It's time for ranked-choice voting

What a disgrace this election cycle has been. Most people did not want either Donald Trump or Hillary Clinton for president. In the Alaska primary caucuses, 67 percent of Republican voters preferred Sens. Ted Cruz and Marco Rubio, surgeon Ben Carson or Ohio Gov. John Kasich; 82 percent of Democratic voters preferred Vermont Sen. Bernie Sanders.

Twelve percent of Alaskans voted for other parties in the presidential election, including Libertarian, Constitutional and Green. And then there are the Alaskans who are so disgusted they did not vote at all. The same is true across the country: the president-elect does not represent the aspirations of the majority of Americans.

Our democracy would be much more authentic if we could vote our true conscience, without feeling like our votes are wasted, or worse, counterproductive. Our political discourse would be richer if we had a robust multicandidate system. We would all feel more buy-in to the political system and outcomes if we felt our voices were heard, our preferences counted, and the victor had solid majority support.

[As Election Day nears, disgust and low expectations among voters, polls show]

Ranked-choice voting will do this. The citizens of Maine are leading the way. On Nov. 8 they voted for a change in the state electoral process that allows voters to indicate their first, second and third choices in multicandidate races, including a write-in candidate.

It is also called instant-runoff voting: when the ballots are tallied, first-choice votes are counted first. If no one wins a clear majority, the candidate with the least number of votes is eliminated and the second-choice votes from the people that voted for the eliminated candidate are added to the other first-choice votes until a majority for one candidate is reached.

Former Maine Sen. Dick Woodbury argues this kind of system eliminates the "spoiler" effect in multicandidate elections and that "campaigns will be more civil and respectful, as candidates avoid alienating their opponents' supporters. Rather than appealing to loyal supporters alone, a winning candidate needs to appeal to a genuine majority of all voters, including those whose first choice may be somebody else."


[Millennials are disgusted with this election]

The League of Women Voters of Maine endorsed ranked-choice voting and listed five advantages of the system, including: "(it) encourages candidates to run with new ideas and dissenting opinions."

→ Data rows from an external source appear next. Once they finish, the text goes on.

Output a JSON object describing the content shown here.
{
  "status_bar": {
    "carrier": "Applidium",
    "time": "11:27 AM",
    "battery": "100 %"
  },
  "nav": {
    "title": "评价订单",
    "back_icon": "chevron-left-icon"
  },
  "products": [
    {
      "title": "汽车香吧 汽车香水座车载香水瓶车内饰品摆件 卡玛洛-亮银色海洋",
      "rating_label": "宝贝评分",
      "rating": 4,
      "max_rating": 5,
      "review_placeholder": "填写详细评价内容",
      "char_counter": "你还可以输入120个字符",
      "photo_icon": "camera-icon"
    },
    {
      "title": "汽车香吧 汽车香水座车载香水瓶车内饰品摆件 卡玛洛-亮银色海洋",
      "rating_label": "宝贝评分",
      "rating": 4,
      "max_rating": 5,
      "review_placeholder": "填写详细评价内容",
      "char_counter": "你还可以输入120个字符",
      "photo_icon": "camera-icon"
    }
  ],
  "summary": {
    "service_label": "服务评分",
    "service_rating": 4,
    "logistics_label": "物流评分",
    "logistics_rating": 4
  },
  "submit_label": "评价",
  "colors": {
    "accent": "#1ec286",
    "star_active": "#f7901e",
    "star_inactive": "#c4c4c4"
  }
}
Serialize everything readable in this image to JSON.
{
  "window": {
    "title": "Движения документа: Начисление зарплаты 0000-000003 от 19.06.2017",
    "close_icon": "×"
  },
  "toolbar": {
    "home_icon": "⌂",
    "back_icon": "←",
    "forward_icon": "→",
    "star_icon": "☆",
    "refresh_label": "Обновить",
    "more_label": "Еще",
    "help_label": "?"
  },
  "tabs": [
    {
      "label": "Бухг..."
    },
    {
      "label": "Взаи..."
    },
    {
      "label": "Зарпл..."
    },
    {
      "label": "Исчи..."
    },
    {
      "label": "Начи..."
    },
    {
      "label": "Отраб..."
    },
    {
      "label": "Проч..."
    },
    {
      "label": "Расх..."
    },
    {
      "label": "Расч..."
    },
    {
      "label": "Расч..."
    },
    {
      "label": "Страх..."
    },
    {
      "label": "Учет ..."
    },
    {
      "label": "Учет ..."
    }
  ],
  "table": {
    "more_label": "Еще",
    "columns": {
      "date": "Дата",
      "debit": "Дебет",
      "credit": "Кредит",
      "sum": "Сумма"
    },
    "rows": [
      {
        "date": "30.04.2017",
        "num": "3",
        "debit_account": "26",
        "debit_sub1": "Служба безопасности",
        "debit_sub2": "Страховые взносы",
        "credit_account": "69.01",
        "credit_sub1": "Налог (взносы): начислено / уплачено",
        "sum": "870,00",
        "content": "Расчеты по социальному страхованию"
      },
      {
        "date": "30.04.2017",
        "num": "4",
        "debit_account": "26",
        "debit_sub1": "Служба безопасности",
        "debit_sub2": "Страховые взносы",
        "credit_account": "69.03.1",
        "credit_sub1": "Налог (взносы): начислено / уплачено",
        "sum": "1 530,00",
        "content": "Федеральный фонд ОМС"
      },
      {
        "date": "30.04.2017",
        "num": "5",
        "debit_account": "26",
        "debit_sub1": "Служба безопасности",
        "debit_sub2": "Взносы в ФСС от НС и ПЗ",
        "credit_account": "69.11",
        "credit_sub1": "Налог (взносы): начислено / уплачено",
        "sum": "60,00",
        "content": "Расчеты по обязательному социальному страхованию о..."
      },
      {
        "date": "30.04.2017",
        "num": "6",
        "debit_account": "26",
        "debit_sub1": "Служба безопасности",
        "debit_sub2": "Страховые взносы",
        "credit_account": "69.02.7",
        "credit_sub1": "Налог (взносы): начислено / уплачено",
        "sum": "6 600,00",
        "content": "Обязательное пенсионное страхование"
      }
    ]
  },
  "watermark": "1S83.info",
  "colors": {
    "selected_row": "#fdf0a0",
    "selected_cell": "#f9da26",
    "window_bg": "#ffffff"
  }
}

Maine state Rep. Diane Russell observed, "Maine has a strong independent streak, something we're fiercely proud of. As it stands, our current election system is not designed to account for multiple candidates, like we often have. The current system is outdated for a world of choice. Every salad bar comes with multiple dressing options; why shouldn't every election come with multiple candidates?"

The same could be said for Alaska. Let's be the second state to adopt ranked-choice voting.

Sharman Haley works with We the People Alaska, a statewide, grass-roots, pro-democracy movement advocating for electoral reform and the end of corporate personhood. For more information see www.wethepeoplealaska.org.

The views expressed here are the writer's and are not necessarily endorsed by Alaska Dispatch News, which welcomes a broad range of viewpoints. To submit a piece for consideration, email to commentary@alaskadispatch.com. Send submissions shorter than 200 words to letters@alaskadispatch.com